Record extracts:
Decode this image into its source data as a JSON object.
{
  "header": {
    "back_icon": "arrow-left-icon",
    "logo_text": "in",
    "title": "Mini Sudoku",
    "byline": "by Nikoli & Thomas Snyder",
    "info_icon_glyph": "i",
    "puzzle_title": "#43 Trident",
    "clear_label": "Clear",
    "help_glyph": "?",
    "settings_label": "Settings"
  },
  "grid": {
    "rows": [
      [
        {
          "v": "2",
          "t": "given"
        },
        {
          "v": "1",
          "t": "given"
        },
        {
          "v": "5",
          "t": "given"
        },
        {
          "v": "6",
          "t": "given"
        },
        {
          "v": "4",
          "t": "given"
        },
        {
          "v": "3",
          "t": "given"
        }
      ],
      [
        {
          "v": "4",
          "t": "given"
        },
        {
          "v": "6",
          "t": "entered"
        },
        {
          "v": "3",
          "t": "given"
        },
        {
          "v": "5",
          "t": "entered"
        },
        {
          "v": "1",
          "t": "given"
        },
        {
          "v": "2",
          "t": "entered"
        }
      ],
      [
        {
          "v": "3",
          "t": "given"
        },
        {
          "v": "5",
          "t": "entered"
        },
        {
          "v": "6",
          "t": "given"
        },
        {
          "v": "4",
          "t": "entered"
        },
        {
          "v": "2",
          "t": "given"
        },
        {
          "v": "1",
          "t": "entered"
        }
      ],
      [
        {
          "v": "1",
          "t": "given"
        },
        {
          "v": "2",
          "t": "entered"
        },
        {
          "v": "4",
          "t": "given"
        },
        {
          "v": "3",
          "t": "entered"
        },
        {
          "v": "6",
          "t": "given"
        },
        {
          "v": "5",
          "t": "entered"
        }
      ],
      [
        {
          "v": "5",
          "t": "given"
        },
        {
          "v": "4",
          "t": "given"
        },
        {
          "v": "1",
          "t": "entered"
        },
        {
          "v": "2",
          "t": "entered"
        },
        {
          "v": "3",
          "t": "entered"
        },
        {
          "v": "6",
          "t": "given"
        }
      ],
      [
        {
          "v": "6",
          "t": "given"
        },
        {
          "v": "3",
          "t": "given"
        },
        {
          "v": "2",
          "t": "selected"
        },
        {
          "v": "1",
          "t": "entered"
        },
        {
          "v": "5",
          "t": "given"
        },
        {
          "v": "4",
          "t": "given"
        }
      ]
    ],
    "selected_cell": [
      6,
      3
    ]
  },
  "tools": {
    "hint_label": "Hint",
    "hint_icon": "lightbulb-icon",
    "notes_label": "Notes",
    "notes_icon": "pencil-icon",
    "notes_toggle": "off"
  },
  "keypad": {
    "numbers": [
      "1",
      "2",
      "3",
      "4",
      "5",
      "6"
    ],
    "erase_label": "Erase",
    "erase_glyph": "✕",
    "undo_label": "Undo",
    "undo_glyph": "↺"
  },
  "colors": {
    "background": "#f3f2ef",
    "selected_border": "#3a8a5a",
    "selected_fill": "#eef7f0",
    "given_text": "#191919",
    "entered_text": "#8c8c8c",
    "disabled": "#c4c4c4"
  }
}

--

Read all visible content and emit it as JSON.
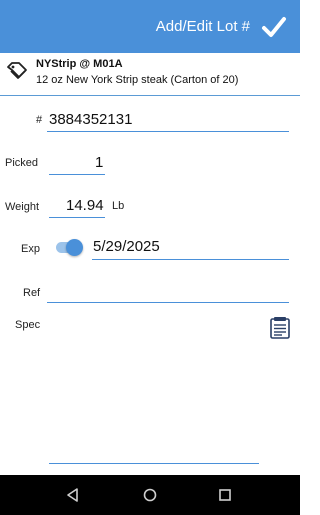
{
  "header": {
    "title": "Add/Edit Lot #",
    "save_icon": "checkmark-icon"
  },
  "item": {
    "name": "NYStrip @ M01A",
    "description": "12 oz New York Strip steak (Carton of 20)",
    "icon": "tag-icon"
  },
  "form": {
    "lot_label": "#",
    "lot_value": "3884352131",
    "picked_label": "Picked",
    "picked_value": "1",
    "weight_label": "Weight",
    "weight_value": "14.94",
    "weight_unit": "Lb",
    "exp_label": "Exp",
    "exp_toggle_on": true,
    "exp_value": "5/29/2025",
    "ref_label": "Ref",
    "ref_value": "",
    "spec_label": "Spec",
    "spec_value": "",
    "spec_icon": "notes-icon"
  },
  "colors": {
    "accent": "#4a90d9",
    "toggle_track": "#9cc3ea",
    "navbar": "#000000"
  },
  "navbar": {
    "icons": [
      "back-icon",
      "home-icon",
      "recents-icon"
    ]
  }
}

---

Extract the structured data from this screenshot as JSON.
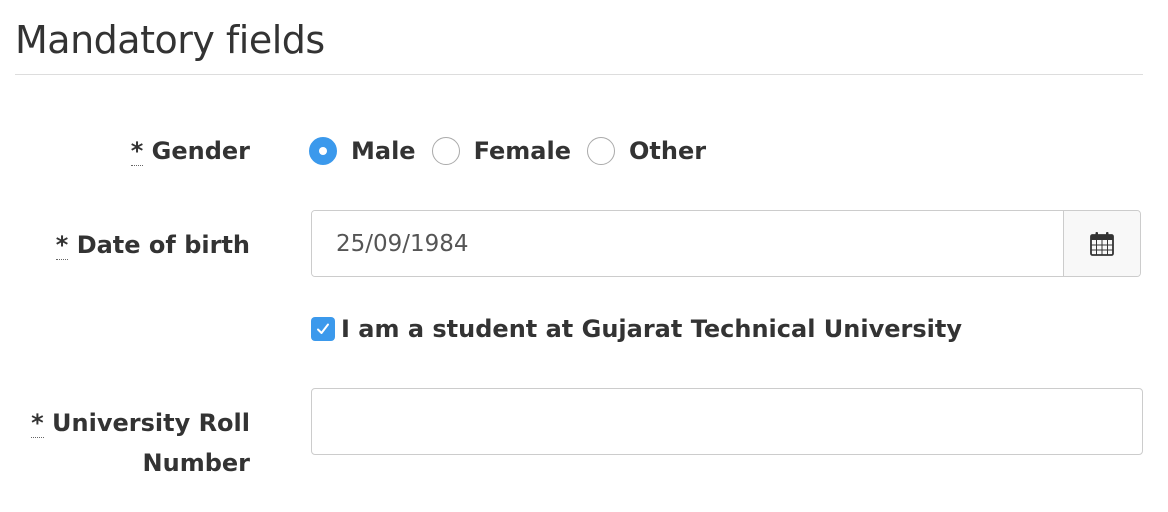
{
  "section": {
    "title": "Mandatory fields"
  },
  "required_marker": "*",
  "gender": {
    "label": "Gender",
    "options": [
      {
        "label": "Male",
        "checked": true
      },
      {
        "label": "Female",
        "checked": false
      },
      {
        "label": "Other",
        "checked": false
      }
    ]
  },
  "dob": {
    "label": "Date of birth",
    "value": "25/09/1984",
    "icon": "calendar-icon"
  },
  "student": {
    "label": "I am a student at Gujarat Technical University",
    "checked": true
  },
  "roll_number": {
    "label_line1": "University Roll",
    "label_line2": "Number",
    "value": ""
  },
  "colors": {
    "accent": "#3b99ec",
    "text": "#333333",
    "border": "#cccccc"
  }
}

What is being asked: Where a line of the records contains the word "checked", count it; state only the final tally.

The answer: 4